======== Dataset records

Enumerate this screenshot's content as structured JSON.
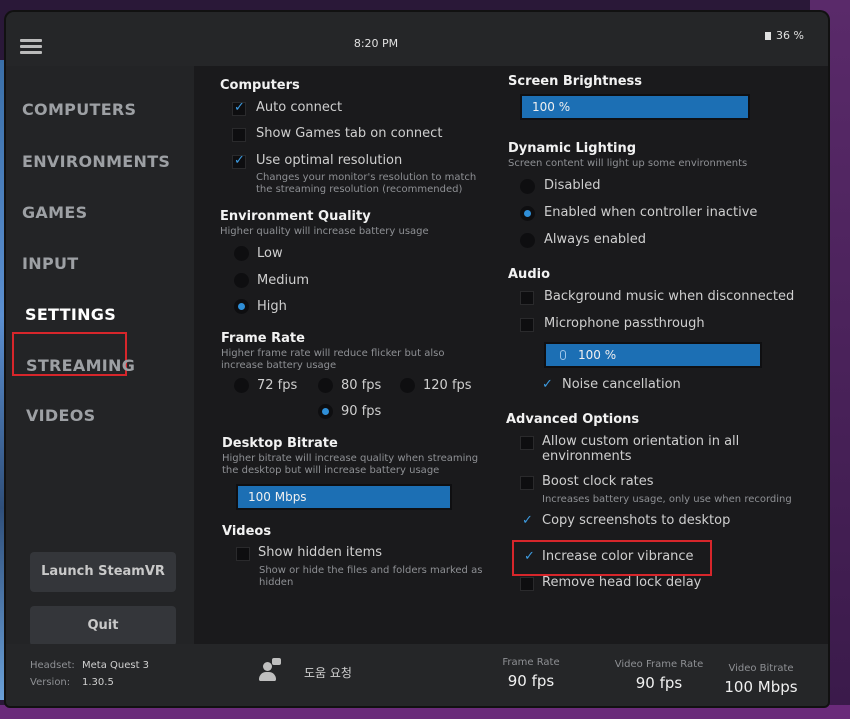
{
  "topbar": {
    "time": "8:20 PM",
    "battery": "36 %"
  },
  "sidebar": {
    "items": [
      "COMPUTERS",
      "ENVIRONMENTS",
      "GAMES",
      "INPUT",
      "SETTINGS",
      "STREAMING",
      "VIDEOS"
    ],
    "active": "SETTINGS",
    "launch_label": "Launch SteamVR",
    "quit_label": "Quit"
  },
  "computers": {
    "title": "Computers",
    "auto_connect": "Auto connect",
    "show_games_tab": "Show Games tab on connect",
    "optimal_resolution": "Use optimal resolution",
    "optimal_desc_1": "Changes your monitor's resolution to match",
    "optimal_desc_2": "the streaming resolution (recommended)"
  },
  "env_quality": {
    "title": "Environment Quality",
    "subtitle": "Higher quality will increase battery usage",
    "low": "Low",
    "medium": "Medium",
    "high": "High",
    "selected": "High"
  },
  "frame_rate": {
    "title": "Frame Rate",
    "subtitle_1": "Higher frame rate will reduce flicker but also",
    "subtitle_2": "increase battery usage",
    "options": [
      "72 fps",
      "80 fps",
      "120 fps",
      "90 fps"
    ],
    "selected": "90 fps"
  },
  "desktop_bitrate": {
    "title": "Desktop Bitrate",
    "subtitle_1": "Higher bitrate will increase quality when streaming",
    "subtitle_2": "the desktop but will increase battery usage",
    "value": "100 Mbps"
  },
  "videos": {
    "title": "Videos",
    "show_hidden": "Show hidden items",
    "desc_1": "Show or hide the files and folders marked as",
    "desc_2": "hidden"
  },
  "brightness": {
    "title": "Screen Brightness",
    "value": "100 %",
    "level": 1.0
  },
  "dynamic_lighting": {
    "title": "Dynamic Lighting",
    "subtitle": "Screen content will light up some environments",
    "disabled": "Disabled",
    "enabled_inactive": "Enabled when controller inactive",
    "always": "Always enabled",
    "selected": "Enabled when controller inactive"
  },
  "audio": {
    "title": "Audio",
    "bg_music": "Background music when disconnected",
    "mic_passthrough": "Microphone passthrough",
    "mic_level": "100 %",
    "noise_cancel": "Noise cancellation"
  },
  "advanced": {
    "title": "Advanced Options",
    "custom_orientation_1": "Allow custom orientation in all",
    "custom_orientation_2": "environments",
    "boost_clock": "Boost clock rates",
    "boost_desc": "Increases battery usage, only use when recording",
    "copy_screenshots": "Copy screenshots to desktop",
    "color_vibrance": "Increase color vibrance",
    "head_lock": "Remove head lock delay"
  },
  "footer": {
    "headset_label": "Headset:",
    "headset_value": "Meta Quest 3",
    "version_label": "Version:",
    "version_value": "1.30.5",
    "help_label": "도움 요청",
    "frame_rate_label": "Frame Rate",
    "frame_rate_value": "90 fps",
    "video_frame_rate_label": "Video Frame Rate",
    "video_frame_rate_value": "90 fps",
    "video_bitrate_label": "Video Bitrate",
    "video_bitrate_value": "100 Mbps"
  },
  "colors": {
    "accent": "#1c6fb4",
    "highlight": "#d7262b",
    "panel": "#1c1c1e"
  }
}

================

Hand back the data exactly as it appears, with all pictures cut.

Result below
Enumerate this screenshot's content as structured JSON.
{
  "topbar": {
    "time": "8:20 PM",
    "battery": "36 %"
  },
  "sidebar": {
    "items": [
      "COMPUTERS",
      "ENVIRONMENTS",
      "GAMES",
      "INPUT",
      "SETTINGS",
      "STREAMING",
      "VIDEOS"
    ],
    "active": "SETTINGS",
    "launch_label": "Launch SteamVR",
    "quit_label": "Quit"
  },
  "computers": {
    "title": "Computers",
    "auto_connect": "Auto connect",
    "show_games_tab": "Show Games tab on connect",
    "optimal_resolution": "Use optimal resolution",
    "optimal_desc_1": "Changes your monitor's resolution to match",
    "optimal_desc_2": "the streaming resolution (recommended)"
  },
  "env_quality": {
    "title": "Environment Quality",
    "subtitle": "Higher quality will increase battery usage",
    "low": "Low",
    "medium": "Medium",
    "high": "High",
    "selected": "High"
  },
  "frame_rate": {
    "title": "Frame Rate",
    "subtitle_1": "Higher frame rate will reduce flicker but also",
    "subtitle_2": "increase battery usage",
    "options": [
      "72 fps",
      "80 fps",
      "120 fps",
      "90 fps"
    ],
    "selected": "90 fps"
  },
  "desktop_bitrate": {
    "title": "Desktop Bitrate",
    "subtitle_1": "Higher bitrate will increase quality when streaming",
    "subtitle_2": "the desktop but will increase battery usage",
    "value": "100 Mbps"
  },
  "videos": {
    "title": "Videos",
    "show_hidden": "Show hidden items",
    "desc_1": "Show or hide the files and folders marked as",
    "desc_2": "hidden"
  },
  "brightness": {
    "title": "Screen Brightness",
    "value": "100 %",
    "level": 1.0
  },
  "dynamic_lighting": {
    "title": "Dynamic Lighting",
    "subtitle": "Screen content will light up some environments",
    "disabled": "Disabled",
    "enabled_inactive": "Enabled when controller inactive",
    "always": "Always enabled",
    "selected": "Enabled when controller inactive"
  },
  "audio": {
    "title": "Audio",
    "bg_music": "Background music when disconnected",
    "mic_passthrough": "Microphone passthrough",
    "mic_level": "100 %",
    "noise_cancel": "Noise cancellation"
  },
  "advanced": {
    "title": "Advanced Options",
    "custom_orientation_1": "Allow custom orientation in all",
    "custom_orientation_2": "environments",
    "boost_clock": "Boost clock rates",
    "boost_desc": "Increases battery usage, only use when recording",
    "copy_screenshots": "Copy screenshots to desktop",
    "color_vibrance": "Increase color vibrance",
    "head_lock": "Remove head lock delay"
  },
  "footer": {
    "headset_label": "Headset:",
    "headset_value": "Meta Quest 3",
    "version_label": "Version:",
    "version_value": "1.30.5",
    "help_label": "도움 요청",
    "frame_rate_label": "Frame Rate",
    "frame_rate_value": "90 fps",
    "video_frame_rate_label": "Video Frame Rate",
    "video_frame_rate_value": "90 fps",
    "video_bitrate_label": "Video Bitrate",
    "video_bitrate_value": "100 Mbps"
  },
  "colors": {
    "accent": "#1c6fb4",
    "highlight": "#d7262b",
    "panel": "#1c1c1e"
  }
}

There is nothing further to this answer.